■ Aim of the task
Exact reproduction of all the entries is required, without any of their pictures.

• • • • •

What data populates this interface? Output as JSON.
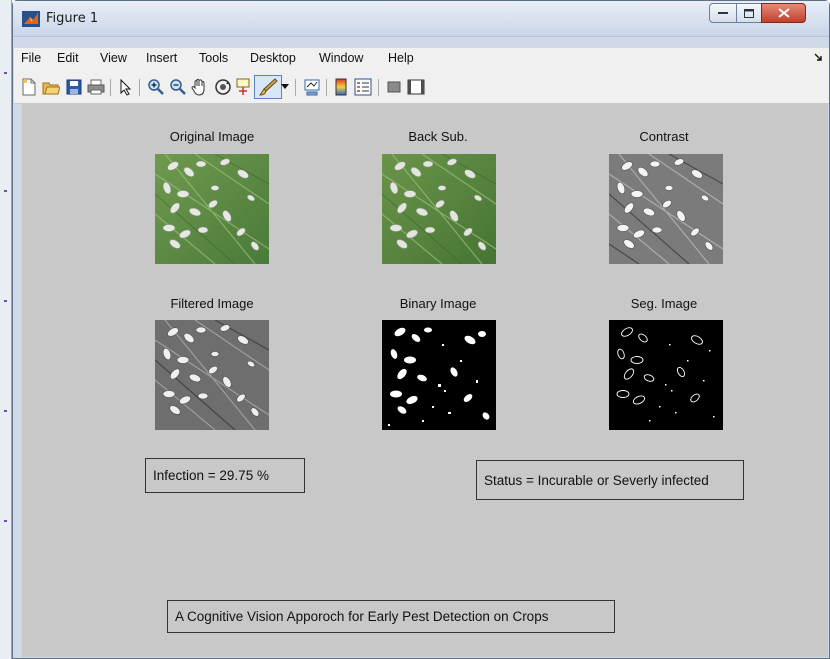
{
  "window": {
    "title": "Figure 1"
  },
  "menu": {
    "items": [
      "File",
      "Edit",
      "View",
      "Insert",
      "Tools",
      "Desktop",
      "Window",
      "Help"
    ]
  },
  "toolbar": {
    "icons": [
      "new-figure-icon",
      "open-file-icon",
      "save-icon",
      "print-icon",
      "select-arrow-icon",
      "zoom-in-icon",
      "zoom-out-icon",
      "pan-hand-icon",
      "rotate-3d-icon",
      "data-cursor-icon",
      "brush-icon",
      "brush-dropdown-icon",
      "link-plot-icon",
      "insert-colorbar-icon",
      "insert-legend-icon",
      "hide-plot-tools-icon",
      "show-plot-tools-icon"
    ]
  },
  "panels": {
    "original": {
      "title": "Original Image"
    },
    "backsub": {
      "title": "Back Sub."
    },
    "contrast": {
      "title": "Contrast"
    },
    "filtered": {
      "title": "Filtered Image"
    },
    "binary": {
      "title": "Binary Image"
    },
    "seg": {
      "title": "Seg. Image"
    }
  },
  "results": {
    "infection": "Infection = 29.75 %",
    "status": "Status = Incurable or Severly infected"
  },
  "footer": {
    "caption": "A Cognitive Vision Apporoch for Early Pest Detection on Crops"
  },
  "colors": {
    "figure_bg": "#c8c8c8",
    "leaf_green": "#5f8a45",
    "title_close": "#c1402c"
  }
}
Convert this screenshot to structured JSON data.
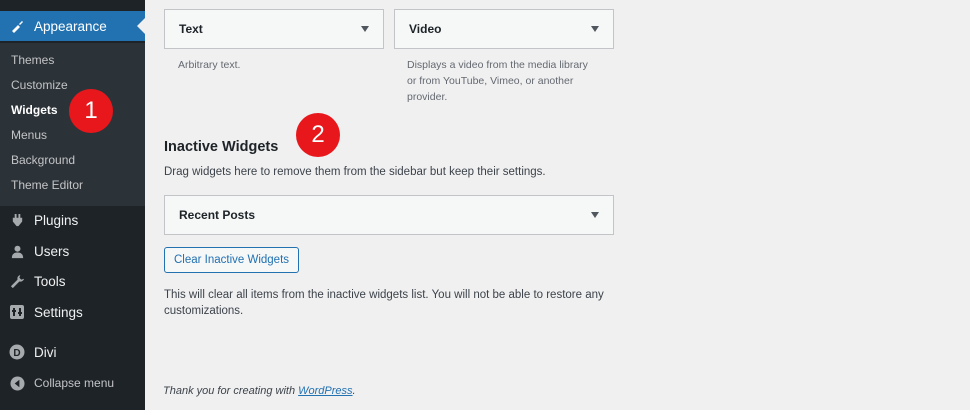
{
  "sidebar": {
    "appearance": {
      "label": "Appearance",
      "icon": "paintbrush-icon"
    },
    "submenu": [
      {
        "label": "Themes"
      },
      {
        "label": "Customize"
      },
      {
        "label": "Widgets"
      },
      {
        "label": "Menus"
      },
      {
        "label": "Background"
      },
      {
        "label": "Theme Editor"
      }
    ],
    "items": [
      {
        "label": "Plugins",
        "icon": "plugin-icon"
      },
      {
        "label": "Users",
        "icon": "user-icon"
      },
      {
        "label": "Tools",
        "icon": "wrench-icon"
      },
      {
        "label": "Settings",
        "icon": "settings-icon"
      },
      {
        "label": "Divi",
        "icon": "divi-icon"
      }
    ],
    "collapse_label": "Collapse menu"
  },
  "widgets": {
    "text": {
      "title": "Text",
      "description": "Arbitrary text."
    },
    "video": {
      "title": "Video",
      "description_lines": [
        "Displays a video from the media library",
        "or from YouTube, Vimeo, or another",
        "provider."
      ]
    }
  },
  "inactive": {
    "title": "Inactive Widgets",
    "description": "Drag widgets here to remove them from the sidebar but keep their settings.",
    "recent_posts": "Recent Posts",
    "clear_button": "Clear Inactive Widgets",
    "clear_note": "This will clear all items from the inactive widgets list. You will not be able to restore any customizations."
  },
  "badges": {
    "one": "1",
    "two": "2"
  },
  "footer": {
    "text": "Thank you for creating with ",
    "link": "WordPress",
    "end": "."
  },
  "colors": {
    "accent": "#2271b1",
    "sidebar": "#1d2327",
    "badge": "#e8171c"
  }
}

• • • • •

■ Answer section
What data populates this interface? Output as JSON.
{
  "window": {
    "title": "Figure 1"
  },
  "menu": {
    "items": [
      "File",
      "Edit",
      "View",
      "Insert",
      "Tools",
      "Desktop",
      "Window",
      "Help"
    ]
  },
  "toolbar": {
    "icons": [
      "new-figure-icon",
      "open-file-icon",
      "save-icon",
      "print-icon",
      "select-arrow-icon",
      "zoom-in-icon",
      "zoom-out-icon",
      "pan-hand-icon",
      "rotate-3d-icon",
      "data-cursor-icon",
      "brush-icon",
      "brush-dropdown-icon",
      "link-plot-icon",
      "insert-colorbar-icon",
      "insert-legend-icon",
      "hide-plot-tools-icon",
      "show-plot-tools-icon"
    ]
  },
  "panels": {
    "original": {
      "title": "Original Image"
    },
    "backsub": {
      "title": "Back Sub."
    },
    "contrast": {
      "title": "Contrast"
    },
    "filtered": {
      "title": "Filtered Image"
    },
    "binary": {
      "title": "Binary Image"
    },
    "seg": {
      "title": "Seg. Image"
    }
  },
  "results": {
    "infection": "Infection = 29.75 %",
    "status": "Status = Incurable or Severly infected"
  },
  "footer": {
    "caption": "A Cognitive Vision Apporoch for Early Pest Detection on Crops"
  },
  "colors": {
    "figure_bg": "#c8c8c8",
    "leaf_green": "#5f8a45",
    "title_close": "#c1402c"
  }
}
Convert this screenshot to structured JSON data.
{
  "sidebar": {
    "appearance": {
      "label": "Appearance",
      "icon": "paintbrush-icon"
    },
    "submenu": [
      {
        "label": "Themes"
      },
      {
        "label": "Customize"
      },
      {
        "label": "Widgets"
      },
      {
        "label": "Menus"
      },
      {
        "label": "Background"
      },
      {
        "label": "Theme Editor"
      }
    ],
    "items": [
      {
        "label": "Plugins",
        "icon": "plugin-icon"
      },
      {
        "label": "Users",
        "icon": "user-icon"
      },
      {
        "label": "Tools",
        "icon": "wrench-icon"
      },
      {
        "label": "Settings",
        "icon": "settings-icon"
      },
      {
        "label": "Divi",
        "icon": "divi-icon"
      }
    ],
    "collapse_label": "Collapse menu"
  },
  "widgets": {
    "text": {
      "title": "Text",
      "description": "Arbitrary text."
    },
    "video": {
      "title": "Video",
      "description_lines": [
        "Displays a video from the media library",
        "or from YouTube, Vimeo, or another",
        "provider."
      ]
    }
  },
  "inactive": {
    "title": "Inactive Widgets",
    "description": "Drag widgets here to remove them from the sidebar but keep their settings.",
    "recent_posts": "Recent Posts",
    "clear_button": "Clear Inactive Widgets",
    "clear_note": "This will clear all items from the inactive widgets list. You will not be able to restore any customizations."
  },
  "badges": {
    "one": "1",
    "two": "2"
  },
  "footer": {
    "text": "Thank you for creating with ",
    "link": "WordPress",
    "end": "."
  },
  "colors": {
    "accent": "#2271b1",
    "sidebar": "#1d2327",
    "badge": "#e8171c"
  }
}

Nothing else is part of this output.